EXERCISE DETAILS: Using the entries below, copy out all lines where "Framework" is found.
==== DATA UNDER STUDY ====
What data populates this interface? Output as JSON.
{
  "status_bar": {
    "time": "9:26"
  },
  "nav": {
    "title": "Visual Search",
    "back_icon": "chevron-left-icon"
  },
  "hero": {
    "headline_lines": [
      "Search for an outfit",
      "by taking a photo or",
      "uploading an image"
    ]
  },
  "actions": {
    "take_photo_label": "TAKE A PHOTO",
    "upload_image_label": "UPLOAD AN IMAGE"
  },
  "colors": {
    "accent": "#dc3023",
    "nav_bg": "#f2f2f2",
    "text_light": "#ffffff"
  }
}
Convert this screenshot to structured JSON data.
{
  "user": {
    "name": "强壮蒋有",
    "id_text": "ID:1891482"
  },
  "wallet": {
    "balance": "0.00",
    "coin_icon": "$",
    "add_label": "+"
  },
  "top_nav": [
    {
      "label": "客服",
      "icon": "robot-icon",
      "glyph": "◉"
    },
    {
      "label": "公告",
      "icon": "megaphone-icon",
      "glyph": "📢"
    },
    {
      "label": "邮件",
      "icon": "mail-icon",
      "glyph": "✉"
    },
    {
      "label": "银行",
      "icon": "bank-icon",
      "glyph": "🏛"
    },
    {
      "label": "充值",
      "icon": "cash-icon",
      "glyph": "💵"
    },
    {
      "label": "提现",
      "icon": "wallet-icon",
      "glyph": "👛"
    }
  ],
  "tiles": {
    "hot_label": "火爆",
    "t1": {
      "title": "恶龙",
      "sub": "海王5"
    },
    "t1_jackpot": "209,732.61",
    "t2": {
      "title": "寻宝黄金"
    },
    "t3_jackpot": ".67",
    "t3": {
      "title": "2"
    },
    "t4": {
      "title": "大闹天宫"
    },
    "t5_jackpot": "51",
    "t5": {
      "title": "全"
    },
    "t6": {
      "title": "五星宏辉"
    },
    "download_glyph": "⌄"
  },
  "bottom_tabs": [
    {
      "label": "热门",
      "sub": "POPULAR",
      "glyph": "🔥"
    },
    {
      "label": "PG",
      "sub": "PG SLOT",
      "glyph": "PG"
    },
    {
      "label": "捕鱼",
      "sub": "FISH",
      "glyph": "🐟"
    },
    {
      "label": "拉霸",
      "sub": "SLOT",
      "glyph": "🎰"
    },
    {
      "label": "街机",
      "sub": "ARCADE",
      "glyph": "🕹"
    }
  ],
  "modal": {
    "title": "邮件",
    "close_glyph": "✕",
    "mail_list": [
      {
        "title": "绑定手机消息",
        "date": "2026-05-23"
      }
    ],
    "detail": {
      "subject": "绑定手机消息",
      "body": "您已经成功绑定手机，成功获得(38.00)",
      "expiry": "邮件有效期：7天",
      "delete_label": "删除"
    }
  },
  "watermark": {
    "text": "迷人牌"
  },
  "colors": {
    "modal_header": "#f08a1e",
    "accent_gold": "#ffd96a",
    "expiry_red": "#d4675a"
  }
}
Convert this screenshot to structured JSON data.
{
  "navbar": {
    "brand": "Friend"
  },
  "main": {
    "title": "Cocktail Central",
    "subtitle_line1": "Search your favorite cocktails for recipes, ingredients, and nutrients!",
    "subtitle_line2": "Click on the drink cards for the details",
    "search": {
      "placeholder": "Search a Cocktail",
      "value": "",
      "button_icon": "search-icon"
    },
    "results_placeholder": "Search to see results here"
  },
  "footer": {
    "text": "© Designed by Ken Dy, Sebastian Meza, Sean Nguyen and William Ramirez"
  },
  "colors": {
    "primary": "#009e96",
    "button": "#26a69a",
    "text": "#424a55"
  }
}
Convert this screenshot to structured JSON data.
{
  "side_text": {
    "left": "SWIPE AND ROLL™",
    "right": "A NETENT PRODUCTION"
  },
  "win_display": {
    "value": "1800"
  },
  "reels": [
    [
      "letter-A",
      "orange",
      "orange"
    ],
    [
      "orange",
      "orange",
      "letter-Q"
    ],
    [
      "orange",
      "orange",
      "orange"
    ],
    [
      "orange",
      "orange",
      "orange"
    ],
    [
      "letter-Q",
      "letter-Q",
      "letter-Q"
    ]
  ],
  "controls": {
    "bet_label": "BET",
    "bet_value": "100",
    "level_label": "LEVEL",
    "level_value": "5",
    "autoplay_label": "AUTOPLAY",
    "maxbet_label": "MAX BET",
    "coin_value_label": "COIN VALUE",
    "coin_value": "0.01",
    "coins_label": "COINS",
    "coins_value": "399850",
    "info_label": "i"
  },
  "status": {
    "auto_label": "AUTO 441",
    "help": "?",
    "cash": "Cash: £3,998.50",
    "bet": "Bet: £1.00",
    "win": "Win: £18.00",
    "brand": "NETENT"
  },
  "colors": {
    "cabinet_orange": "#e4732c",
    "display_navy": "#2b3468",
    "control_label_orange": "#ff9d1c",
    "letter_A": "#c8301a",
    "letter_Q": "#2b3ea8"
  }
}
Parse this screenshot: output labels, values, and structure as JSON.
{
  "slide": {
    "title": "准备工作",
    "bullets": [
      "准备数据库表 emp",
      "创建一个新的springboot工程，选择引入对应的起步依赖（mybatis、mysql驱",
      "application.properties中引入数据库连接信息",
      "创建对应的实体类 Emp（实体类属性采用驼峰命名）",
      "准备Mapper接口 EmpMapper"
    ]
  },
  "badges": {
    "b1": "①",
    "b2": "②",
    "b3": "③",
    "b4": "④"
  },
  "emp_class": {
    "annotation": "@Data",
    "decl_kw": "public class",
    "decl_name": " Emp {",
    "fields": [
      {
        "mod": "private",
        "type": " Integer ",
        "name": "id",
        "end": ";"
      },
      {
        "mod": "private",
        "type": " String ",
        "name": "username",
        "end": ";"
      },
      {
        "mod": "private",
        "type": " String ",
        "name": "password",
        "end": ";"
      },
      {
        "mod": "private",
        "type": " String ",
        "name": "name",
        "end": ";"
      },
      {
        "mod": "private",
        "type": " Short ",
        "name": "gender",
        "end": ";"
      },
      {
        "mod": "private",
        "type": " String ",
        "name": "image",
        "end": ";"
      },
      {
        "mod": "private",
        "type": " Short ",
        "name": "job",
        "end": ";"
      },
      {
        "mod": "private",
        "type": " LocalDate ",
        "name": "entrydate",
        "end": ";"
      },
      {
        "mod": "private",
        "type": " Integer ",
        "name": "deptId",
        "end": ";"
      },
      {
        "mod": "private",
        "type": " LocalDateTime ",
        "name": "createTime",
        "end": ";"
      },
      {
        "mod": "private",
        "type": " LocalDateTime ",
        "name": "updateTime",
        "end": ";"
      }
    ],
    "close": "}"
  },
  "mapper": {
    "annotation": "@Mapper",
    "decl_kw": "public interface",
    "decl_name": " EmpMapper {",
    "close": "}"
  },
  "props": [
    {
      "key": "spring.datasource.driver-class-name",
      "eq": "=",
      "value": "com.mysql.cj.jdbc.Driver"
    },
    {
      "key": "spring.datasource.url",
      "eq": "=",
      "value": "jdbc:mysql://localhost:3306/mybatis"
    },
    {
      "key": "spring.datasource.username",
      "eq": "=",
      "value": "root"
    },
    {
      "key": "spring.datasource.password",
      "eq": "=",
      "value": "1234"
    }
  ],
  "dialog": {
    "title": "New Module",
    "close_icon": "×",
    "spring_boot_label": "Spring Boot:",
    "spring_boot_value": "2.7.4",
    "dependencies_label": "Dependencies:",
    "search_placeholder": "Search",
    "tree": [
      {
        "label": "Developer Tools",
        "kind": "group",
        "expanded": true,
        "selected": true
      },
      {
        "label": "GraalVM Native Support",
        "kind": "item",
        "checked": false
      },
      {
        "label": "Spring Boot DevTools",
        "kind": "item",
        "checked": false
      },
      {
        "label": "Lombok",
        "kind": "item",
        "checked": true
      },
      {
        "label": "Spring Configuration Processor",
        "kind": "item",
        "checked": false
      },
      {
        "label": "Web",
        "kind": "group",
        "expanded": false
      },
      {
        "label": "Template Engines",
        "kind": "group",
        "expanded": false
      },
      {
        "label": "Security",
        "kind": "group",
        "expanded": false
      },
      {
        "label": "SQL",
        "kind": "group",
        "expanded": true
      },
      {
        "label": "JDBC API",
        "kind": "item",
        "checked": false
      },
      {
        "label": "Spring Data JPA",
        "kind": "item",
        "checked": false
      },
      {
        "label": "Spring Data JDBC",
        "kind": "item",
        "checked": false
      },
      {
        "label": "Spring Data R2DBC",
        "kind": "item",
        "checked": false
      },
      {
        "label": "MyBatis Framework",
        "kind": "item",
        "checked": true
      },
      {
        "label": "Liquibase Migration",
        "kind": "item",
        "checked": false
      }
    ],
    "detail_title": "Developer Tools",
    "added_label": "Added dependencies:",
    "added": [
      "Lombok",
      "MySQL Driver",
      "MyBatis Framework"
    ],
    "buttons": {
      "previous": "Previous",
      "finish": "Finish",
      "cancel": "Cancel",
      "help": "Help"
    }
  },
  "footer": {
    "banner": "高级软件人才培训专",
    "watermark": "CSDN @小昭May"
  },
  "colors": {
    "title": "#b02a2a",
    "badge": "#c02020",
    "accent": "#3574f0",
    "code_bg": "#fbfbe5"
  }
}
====
EXERCISE ANSWER:
        "label": "MyBatis Framework",
      "MyBatis Framework"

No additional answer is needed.